#### DATA EXCERPTS

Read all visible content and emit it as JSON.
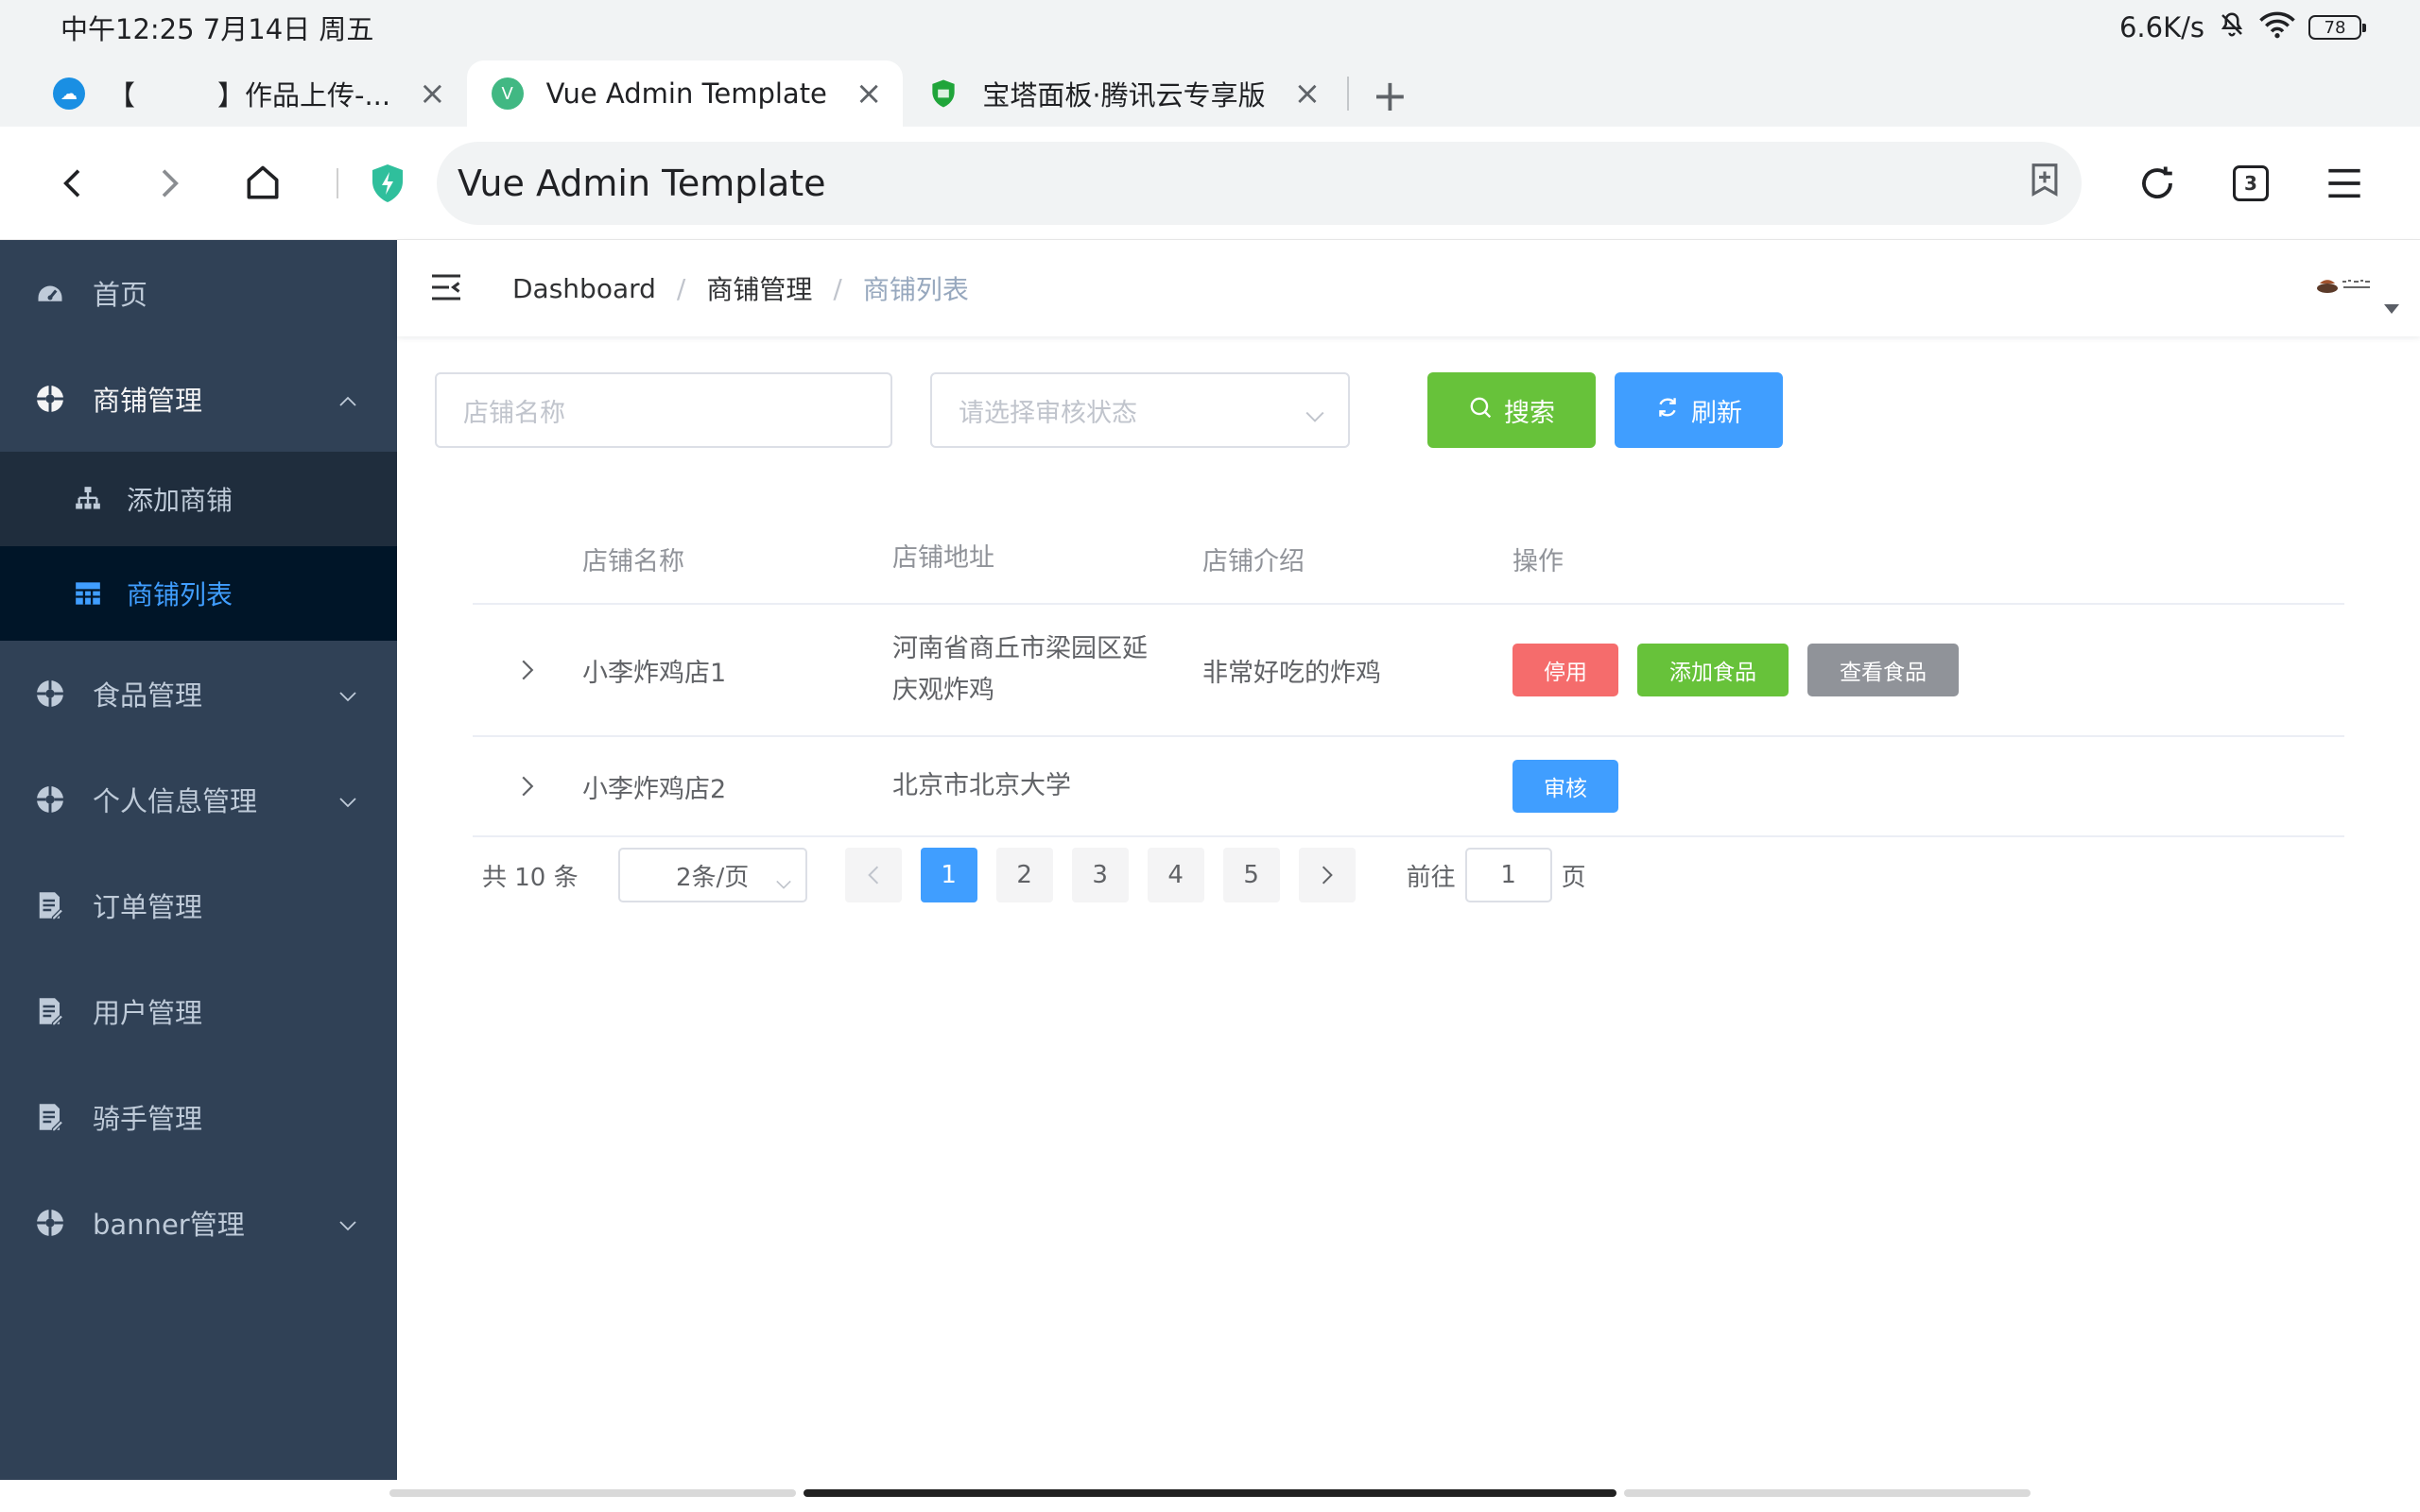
{
  "status_bar": {
    "time": "中午12:25 7月14日 周五",
    "net_speed": "6.6K/s",
    "battery": "78"
  },
  "browser": {
    "tabs": [
      {
        "title": "【　　　】作品上传-...",
        "favicon": "cloud-app-icon",
        "color": "#1a8fe3"
      },
      {
        "title": "Vue Admin Template",
        "favicon": "vue-icon",
        "color": "#41b883"
      },
      {
        "title": "宝塔面板·腾讯云专享版",
        "favicon": "shield-icon",
        "color": "#20a53a"
      }
    ],
    "url_text": "Vue Admin Template",
    "tab_count": "3"
  },
  "sidebar": {
    "items": [
      {
        "label": "首页",
        "icon": "dashboard-icon"
      },
      {
        "label": "商铺管理",
        "icon": "component-icon",
        "expanded": true
      },
      {
        "label": "食品管理",
        "icon": "component-icon"
      },
      {
        "label": "个人信息管理",
        "icon": "component-icon"
      },
      {
        "label": "订单管理",
        "icon": "form-icon"
      },
      {
        "label": "用户管理",
        "icon": "form-icon"
      },
      {
        "label": "骑手管理",
        "icon": "form-icon"
      },
      {
        "label": "banner管理",
        "icon": "component-icon"
      }
    ],
    "shop_sub": [
      {
        "label": "添加商铺",
        "icon": "tree-icon"
      },
      {
        "label": "商铺列表",
        "icon": "table-icon",
        "active": true
      }
    ]
  },
  "breadcrumb": [
    "Dashboard",
    "商铺管理",
    "商铺列表"
  ],
  "filters": {
    "name_placeholder": "店铺名称",
    "status_placeholder": "请选择审核状态",
    "search_label": "搜索",
    "refresh_label": "刷新"
  },
  "table": {
    "headers": [
      "店铺名称",
      "店铺地址",
      "店铺介绍",
      "操作"
    ],
    "rows": [
      {
        "name": "小李炸鸡店1",
        "address": "河南省商丘市梁园区延庆观炸鸡",
        "intro": "非常好吃的炸鸡",
        "actions": [
          "停用",
          "添加食品",
          "查看食品"
        ]
      },
      {
        "name": "小李炸鸡店2",
        "address": "北京市北京大学",
        "intro": "",
        "actions": [
          "审核"
        ]
      }
    ]
  },
  "pagination": {
    "total": "共 10 条",
    "page_size": "2条/页",
    "pages": [
      "1",
      "2",
      "3",
      "4",
      "5"
    ],
    "current": "1",
    "goto_prefix": "前往",
    "goto_value": "1",
    "goto_suffix": "页"
  },
  "colors": {
    "sidebar_bg": "#304156",
    "sidebar_sub_bg": "#1f2d3d",
    "sidebar_active_bg": "#001528",
    "primary": "#409eff",
    "success": "#67c23a",
    "danger": "#f56c6c",
    "info": "#909399"
  }
}
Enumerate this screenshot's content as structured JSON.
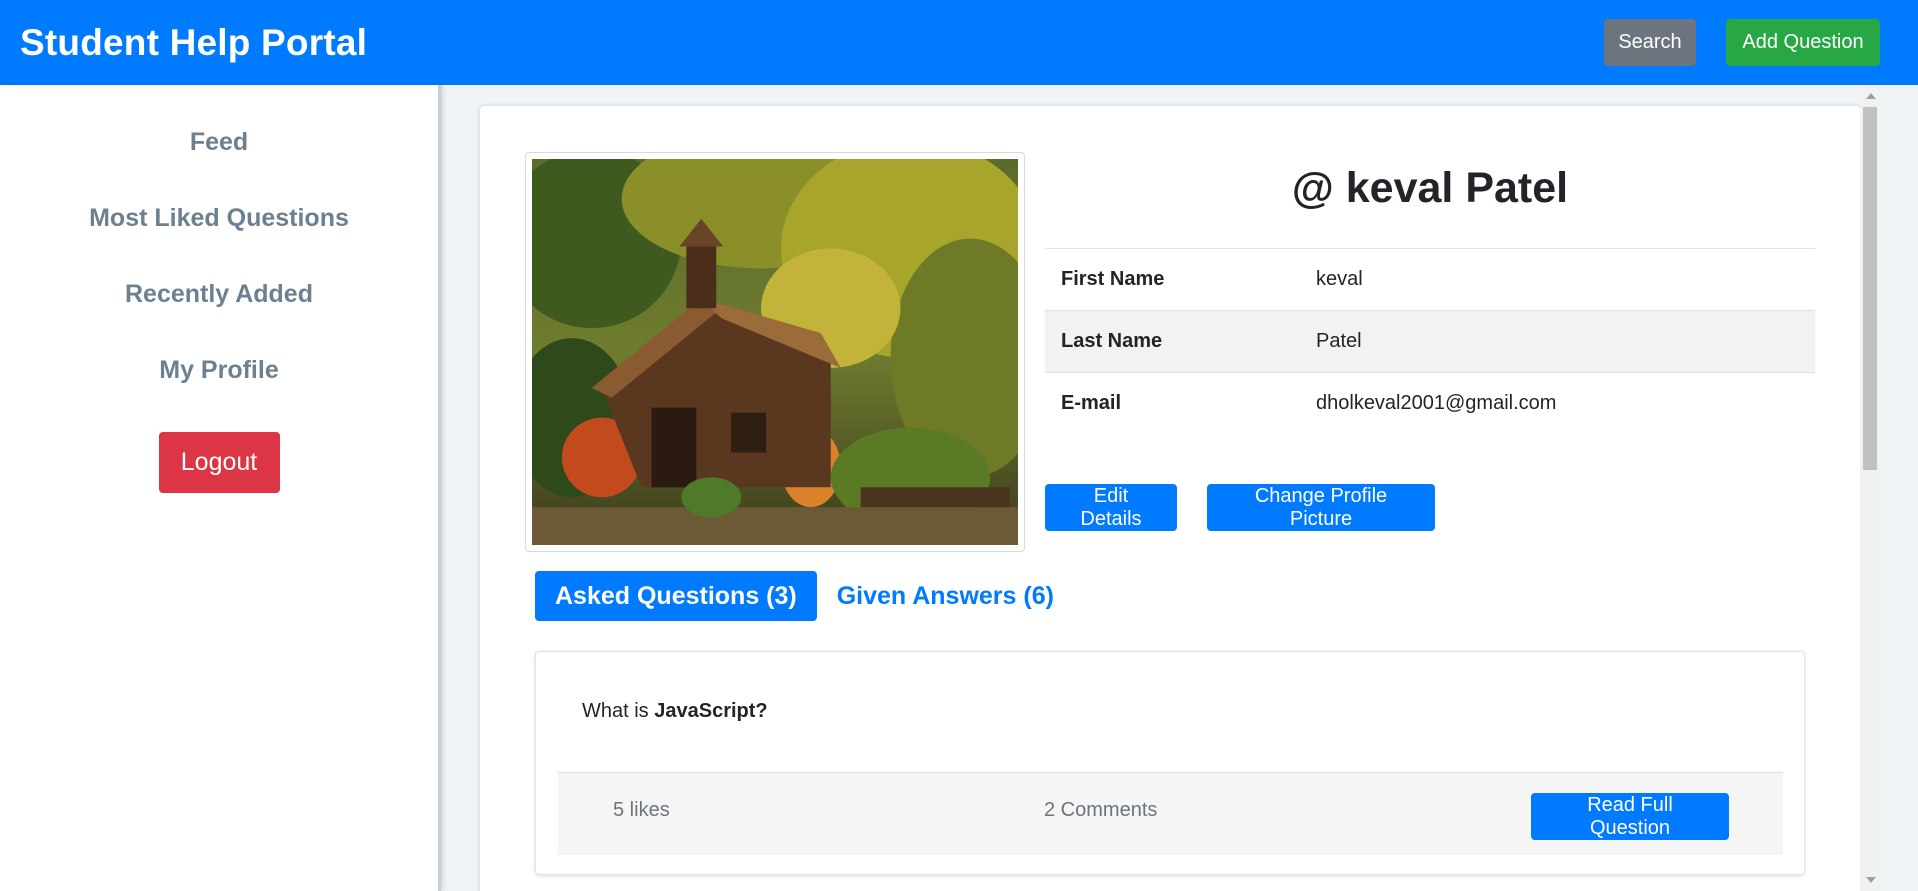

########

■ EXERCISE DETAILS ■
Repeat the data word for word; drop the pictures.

■ RESULT FOR THIS EXERCISE ■
Read all visible content and emit it as JSON.
{
  "status_bar": {
    "time": "中午12:25 7月14日 周五",
    "net_speed": "6.6K/s",
    "battery": "78"
  },
  "browser": {
    "tabs": [
      {
        "title": "【　　　】作品上传-...",
        "favicon": "cloud-app-icon",
        "color": "#1a8fe3"
      },
      {
        "title": "Vue Admin Template",
        "favicon": "vue-icon",
        "color": "#41b883"
      },
      {
        "title": "宝塔面板·腾讯云专享版",
        "favicon": "shield-icon",
        "color": "#20a53a"
      }
    ],
    "url_text": "Vue Admin Template",
    "tab_count": "3"
  },
  "sidebar": {
    "items": [
      {
        "label": "首页",
        "icon": "dashboard-icon"
      },
      {
        "label": "商铺管理",
        "icon": "component-icon",
        "expanded": true
      },
      {
        "label": "食品管理",
        "icon": "component-icon"
      },
      {
        "label": "个人信息管理",
        "icon": "component-icon"
      },
      {
        "label": "订单管理",
        "icon": "form-icon"
      },
      {
        "label": "用户管理",
        "icon": "form-icon"
      },
      {
        "label": "骑手管理",
        "icon": "form-icon"
      },
      {
        "label": "banner管理",
        "icon": "component-icon"
      }
    ],
    "shop_sub": [
      {
        "label": "添加商铺",
        "icon": "tree-icon"
      },
      {
        "label": "商铺列表",
        "icon": "table-icon",
        "active": true
      }
    ]
  },
  "breadcrumb": [
    "Dashboard",
    "商铺管理",
    "商铺列表"
  ],
  "filters": {
    "name_placeholder": "店铺名称",
    "status_placeholder": "请选择审核状态",
    "search_label": "搜索",
    "refresh_label": "刷新"
  },
  "table": {
    "headers": [
      "店铺名称",
      "店铺地址",
      "店铺介绍",
      "操作"
    ],
    "rows": [
      {
        "name": "小李炸鸡店1",
        "address": "河南省商丘市梁园区延庆观炸鸡",
        "intro": "非常好吃的炸鸡",
        "actions": [
          "停用",
          "添加食品",
          "查看食品"
        ]
      },
      {
        "name": "小李炸鸡店2",
        "address": "北京市北京大学",
        "intro": "",
        "actions": [
          "审核"
        ]
      }
    ]
  },
  "pagination": {
    "total": "共 10 条",
    "page_size": "2条/页",
    "pages": [
      "1",
      "2",
      "3",
      "4",
      "5"
    ],
    "current": "1",
    "goto_prefix": "前往",
    "goto_value": "1",
    "goto_suffix": "页"
  },
  "colors": {
    "sidebar_bg": "#304156",
    "sidebar_sub_bg": "#1f2d3d",
    "sidebar_active_bg": "#001528",
    "primary": "#409eff",
    "success": "#67c23a",
    "danger": "#f56c6c",
    "info": "#909399"
  }
}
Enumerate this screenshot's content as structured JSON.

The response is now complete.